One of my new favourite services on the social web is Plaxo’s Pulse. Plaxo is one of the few companies that seems to be putting out updates every few days. I have had the rare experience of asking for a feature only to be told that it is there already, baked into the service (not that I am the most attentive of users, mind you). Anyway, Plaxo announced a new public profile for users which is developed using Google’s new Social Graph API. One of the things that struck me about my updated profile on Plaxo is its similarity to my Facebook profile, at least in terms of it structure and appearance. Here is my Plaxo profile:
And here is my Facebook profile page:
There is an obvious similarity between the two and aside from a couple layout issues, the real difference between the two is that there is more content and more applications on my Facebook profile, thanks to the Facebook application platform. I don’t think this status quo will persist too long because Plaxo is part of Google’s Open Social initiative so it is really only a matter of time before I should be able to start adding Open Social widgets/gadgets/thingies to my Plaxo profile.
So one question that comes to mind is whether Plaxo is hard at work mimicking Facebook or whether Joseph and the lads are aiming for something more? The one big thing about Facebook that detracts from it, at least for me, is that I have to jump through a couple hoops to get some of my content imported into my profile and to create a lifestream in my Facebook profile as opposed to a steady stream of application updates. I don’t use many of the native Facebook services like its photo sharing service or notes for my blogging mainly because that stuff is all intended to be used in-house. Sure there are feeds for certain items that I can publish and pass around to my friends but the portability of my Facebook lifestream is pretty limited.
Plaxo, on the other hand, is taking a different approach. Plaxo doesn’t dictate to me which services I have to use to share my photos or blog posts in my and the public activity stream (aka my Plaxo “news feed”). Instead Plaxo gives me the opportunity to basically add anything with an RSS feed and then decide who gets to see it (business contacts, friends, family, specific groups etc). It is also worth mentioning that Plaxo enables users to create distinct personal and professional profiles which is sorely missing in Facebook. This is what the Plaxo activity stream looks like from my perspective (like Facebook it depends on who I am connected with):
By comparison, here is my Facebook news feed:

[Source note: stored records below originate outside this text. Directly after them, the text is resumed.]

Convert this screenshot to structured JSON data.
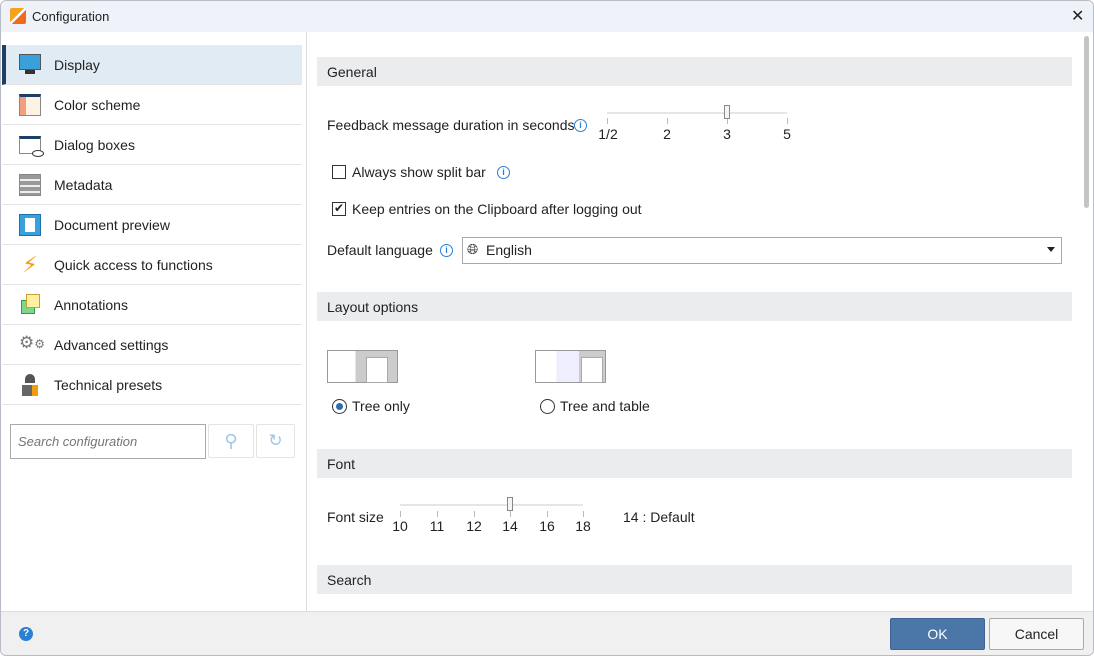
{
  "window": {
    "title": "Configuration",
    "close": "✕"
  },
  "sidebar": {
    "items": [
      {
        "label": "Display",
        "icon": "monitor-icon",
        "selected": true
      },
      {
        "label": "Color scheme",
        "icon": "color-scheme-icon"
      },
      {
        "label": "Dialog boxes",
        "icon": "dialog-eye-icon"
      },
      {
        "label": "Metadata",
        "icon": "metadata-icon"
      },
      {
        "label": "Document preview",
        "icon": "document-icon"
      },
      {
        "label": "Quick access to functions",
        "icon": "lightning-icon"
      },
      {
        "label": "Annotations",
        "icon": "sticky-note-icon"
      },
      {
        "label": "Advanced settings",
        "icon": "gears-icon"
      },
      {
        "label": "Technical presets",
        "icon": "technician-icon"
      }
    ],
    "search_placeholder": "Search configuration"
  },
  "general": {
    "title": "General",
    "feedback_label": "Feedback message duration in seconds",
    "feedback_ticks": [
      "1/2",
      "2",
      "3",
      "5"
    ],
    "feedback_value": "3",
    "split_bar_label": "Always show split bar",
    "split_bar_checked": false,
    "clipboard_label": "Keep entries on the Clipboard after logging out",
    "clipboard_checked": true,
    "language_label": "Default language",
    "language_value": "English"
  },
  "layout": {
    "title": "Layout options",
    "options": [
      {
        "label": "Tree only",
        "selected": true
      },
      {
        "label": "Tree and table",
        "selected": false
      }
    ]
  },
  "font": {
    "title": "Font",
    "size_label": "Font size",
    "ticks": [
      "10",
      "11",
      "12",
      "14",
      "16",
      "18"
    ],
    "value": "14",
    "value_text": "14 : Default"
  },
  "search": {
    "title": "Search"
  },
  "footer": {
    "ok": "OK",
    "cancel": "Cancel"
  },
  "colors": {
    "accent": "#4a76a8",
    "selected_bg": "#e1ebf3",
    "info": "#2b7fd4"
  }
}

Again there are similarities but one of the main differences is that the Plaxo activity stream/news feed/public stream takes advantage of incoming feeds and streams to populate it and uses finer controls over who gets to see what to ensure that incoming content is more relevant to the person seeing it and privacy is respected (items shared with friends are only shared with friends, they don’t appear in the public stream). I am not a fan of the relatively closed system Facebook is to me. The recent hubbub over Scoble and the Plaxo script he ran serves as a reminder that despite the apparently open nature of the Facebook application platform (especially with recent reports about Facebook opening up even more), I am still forced to use approved Facebook services and not the services I am using anyway (at least not directly).
This is pretty much where the similarities end. It is also important to look at the bigger picture and at what Facebook and Plaxo offer holistically. From Facebook’s perspective, what you get is a profile and the ability to connect to other Facebook users as well as to take advantage of the Facebook applications. It is all about the Facebook experience. The way I see Plaxo, it is a facilitator and not your entire social ecosystem. Plaxo began with the ability to synchronise your address book and keep up to date with your Plaxo contacts’ changes in their address and contact information. Since adding Pulse to the mix the whole Plaxo experience opens up completely and becomes more of a base for your social experience. Plaxo doesn’t make any claims to own your information and your content (explicitly or implicitly) but rather seeks to facilitate your sharing of that information with the people you choose to connect to.
To me, my address book is the focal point of my social experience on the Web and this is borne out whenever I see a service invite me to tap into my address book to find my friends and contacts. Plaxo didn’t add that service after establishing the social network, it started with that and the social network is an overlay on top of my address book. What I really like about my Plaxo profile is that I can comfortably use that as my “home page” because it contains my public contact information as well as a sample of what I am doing. My Facebook profile also has my contact details but I want to be able to present that information in an uncluttered environment and also present the appropriate information to different groups of people. With Plaxo I can show personal information to my friends and family and my business info to my business contacts. I like being able to do that.
So while there are similarities between Plaxo Pulse and Facebook at some level, I don’t see Pulse as a Facebook clone but rather an illustration of what Facebook just can’t be for me – a really useful and fun service that appropriate in multiple contexts, not to mention more open and flexible. Now all I need to do is figure out how to expand Pulse’s functionality with OpenSocial …